Biochemistry for Medics – Lecture Notes Hemoglobin, a chromo protein, found exclusively in red blood cells is actually a conjugated protein containing heme as prosthetic group and globin as the protein part apoprotein. The normal concentration of Hb in an adult varies from 14.0 to 16.0 gm%. Approximately 90 mg/kg of Hb is produced and destroyed in the body every day. Hb has a molecular weight of about 67,000. Lead to Gold, Sorcery to Science: Alchemy and the Foundations of Modern Chemistry Mention the word ‘alchemy’ and certain images spring to mind: the lone sorcerer-scholar poring over ancient manuscripts and combining bubbling flasks by flickering candlelight. The associations to the ancient world, at least, are accurate; alchemy’s roots lie in Alexandria, the heart of Hellenistic Egypt, and its intellectual foundation was in Aristotelian philosophy.
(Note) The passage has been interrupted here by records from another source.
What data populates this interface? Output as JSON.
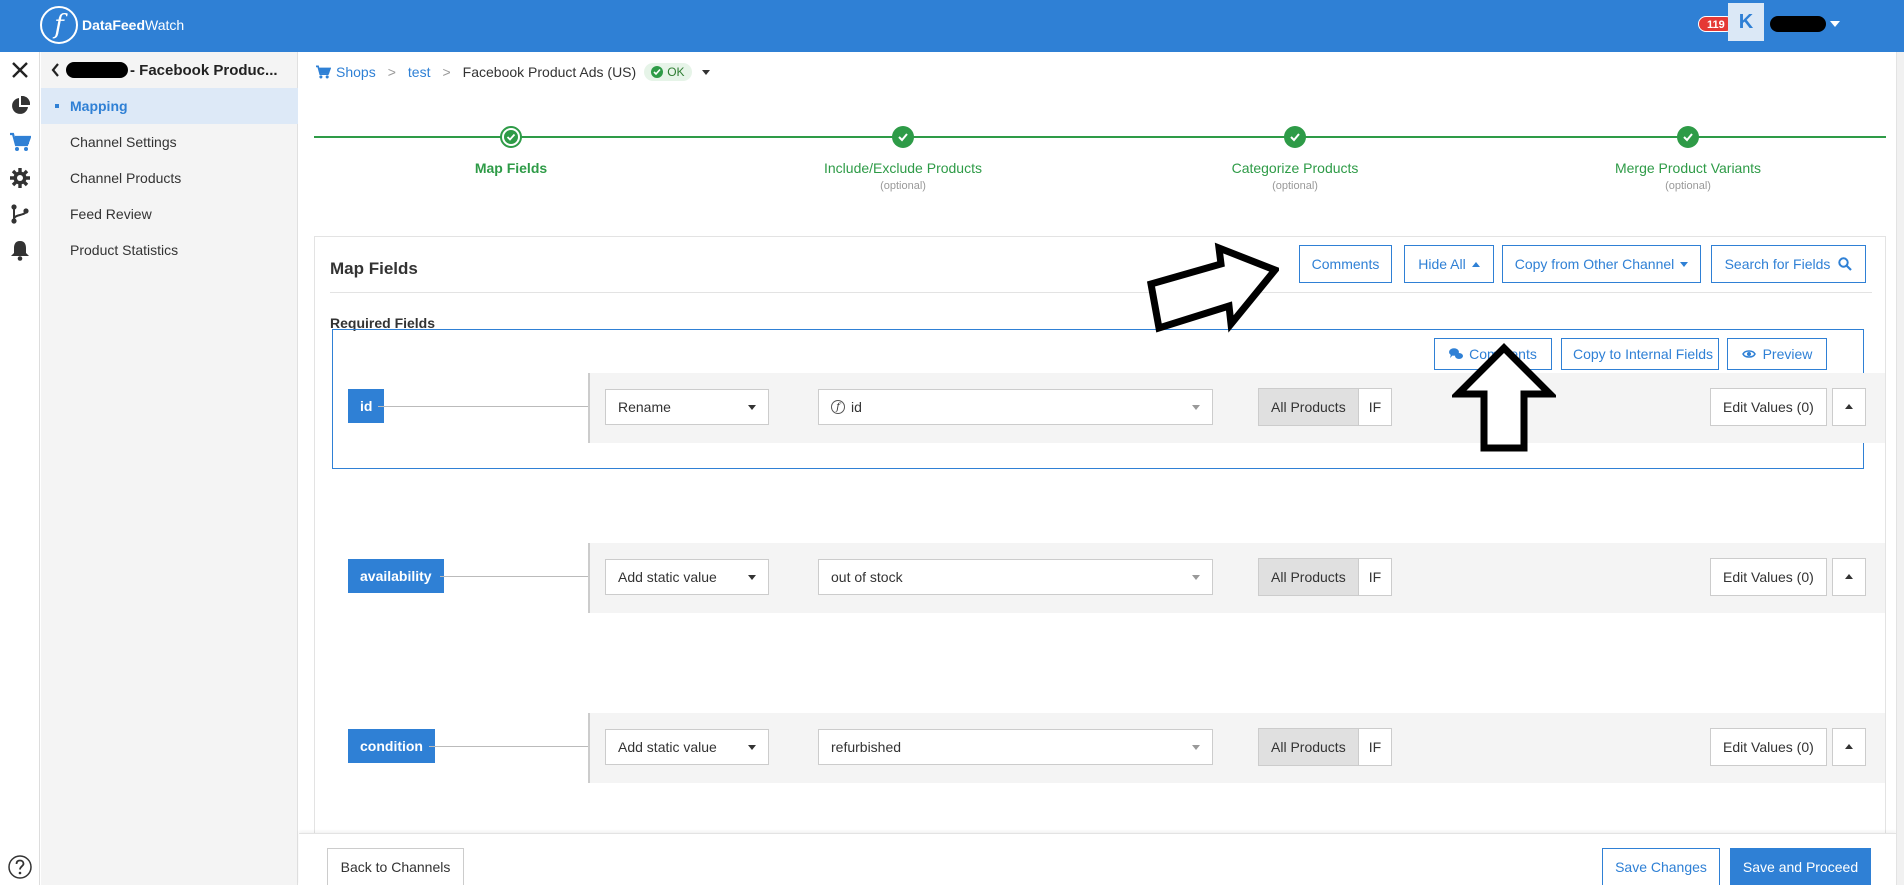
{
  "app": {
    "logo_letter": "f",
    "brand_bold": "DataFeed",
    "brand_light": "Watch"
  },
  "header": {
    "notification_count": "119",
    "avatar_initial": "K"
  },
  "sidebar": {
    "title": "- Facebook Produc...",
    "items": [
      {
        "label": "Mapping",
        "active": true
      },
      {
        "label": "Channel Settings"
      },
      {
        "label": "Channel Products"
      },
      {
        "label": "Feed Review"
      },
      {
        "label": "Product Statistics"
      }
    ]
  },
  "breadcrumb": {
    "shops": "Shops",
    "shop": "test",
    "channel": "Facebook Product Ads (US)",
    "status": "OK"
  },
  "steps": [
    {
      "label": "Map Fields",
      "optional": ""
    },
    {
      "label": "Include/Exclude Products",
      "optional": "(optional)"
    },
    {
      "label": "Categorize Products",
      "optional": "(optional)"
    },
    {
      "label": "Merge Product Variants",
      "optional": "(optional)"
    }
  ],
  "panel": {
    "title": "Map Fields",
    "required_label": "Required Fields",
    "toolbar": {
      "comments": "Comments",
      "hide_all": "Hide All",
      "copy_from": "Copy from Other Channel",
      "search": "Search for Fields"
    },
    "field_toolbar": {
      "comments": "Comments",
      "copy_internal": "Copy to Internal Fields",
      "preview": "Preview"
    },
    "rows": [
      {
        "name": "id",
        "method": "Rename",
        "value": "id",
        "scope": "All Products",
        "if": "IF",
        "edit": "Edit Values (0)"
      },
      {
        "name": "availability",
        "method": "Add static value",
        "value": "out of stock",
        "scope": "All Products",
        "if": "IF",
        "edit": "Edit Values (0)"
      },
      {
        "name": "condition",
        "method": "Add static value",
        "value": "refurbished",
        "scope": "All Products",
        "if": "IF",
        "edit": "Edit Values (0)"
      }
    ]
  },
  "footer": {
    "back": "Back to Channels",
    "save": "Save Changes",
    "proceed": "Save and Proceed"
  },
  "colors": {
    "primary": "#2f80d5",
    "success": "#2e9b47",
    "danger": "#e53935"
  }
}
Arabic scholars brought alchemy into medieval Europe, where it became part of the scholastic academic mainstream of the time.
Renaissance Alchemy and the Scientific Method Few scientific disciplines defined the complexity of the Renaissance as much as alchemy, an area where philosophy, science, occultism and theology came together. Alchemy, a genuine protoscience?, displayed the transformation from theoretical dogma to the observation and practice based methods that gradually developed during this period of the history of science. Fabien Cousteau Leads "Aquanauts" in Record-Breaking Undersea Expedition Fabien Cousteau is leading a team of scientists, educators, and filmmakers this month on the longest-ever expedition in a stationary habitat beneath the sea. The project, called Mission 31, aims to build awareness about the need to protect the ocean and honors a historic expedition 50 years ago by Cousteau's famous grandfather, explorer Jacques Cousteau. Launched on June 1, Mission 31 is a 31-day, privately funded expedition at Florida International University's Medina Aquarius Reef Base.
Mariette DiChristina: "Science Is an Engine of Human Prosperity" On Thursday, July 17, four science experts served as witnesses at the U.S. Senate Committee on Commerce, Science, and Transportation hearing, “The Federal Research Portfolio: Capitalizing on Investments in R&D.” The hearing considered the federal government’s role in research and development (R&D), and the nation’s STEM education and outreach initiatives. Attendees in the Capitol hearing room were Mariette DiChristina, editor in chief and senior vice president of Scientific American; Vinton G.
Imagine If Every School Played *This* Video Before Class Wisdom comes with age, huh? Don't try telling that to Kid President. The kid's on fire in this insightful and funny pep talk that we can all most definitely take something from. Kid President doesn't claim to know it all, but he does know a few things. Cool Videos: Diving for Drugs Who says biomedical scientists always have to work indoors? The next installment in our mini-film fest proves otherwise, offering a close-up look at some medicinal chemists who are busy carrying out their research in warm waters off the Florida Keys. This aquatic adventure may not be as action-packed as “Pirates of the Caribbean” or “Finding Nemo.” But these researchers from the University of Florida College of Pharmacy in Gainesville are out to discover something far more valuable to patients than sunken treasure: marine life with chemical compounds that may provide the basis for new treatments and cures. Here’s their quick summary of their work: “University of Florida College of Pharmacy Researcher and Center for Natural Products, Drug Discovery, and Development Director Hendrik Luesch, Ph.D., collects and studies marine organisms from oceans in Florida and around the globe that have potential for development into drug therapies and disease prevention.”
The Diversity of Coolia spp. (Dinophyceae Ostreopsidaceae) in the Central Great Barrier Reef Region Background Dinoflagellates are important primary producers, crucial in marine food webs. Toxic strains, however, are the main causative agents of non-bacterial seafood poisoning, a major concern for public health worldwide. Despite their importance, taxonomic uncertainty within many genera of dinoflagellates is still high. The genus Coolia includes potentially harmful species and the diversity within the genus is just starting to become apparent. Methodology/Principal Findings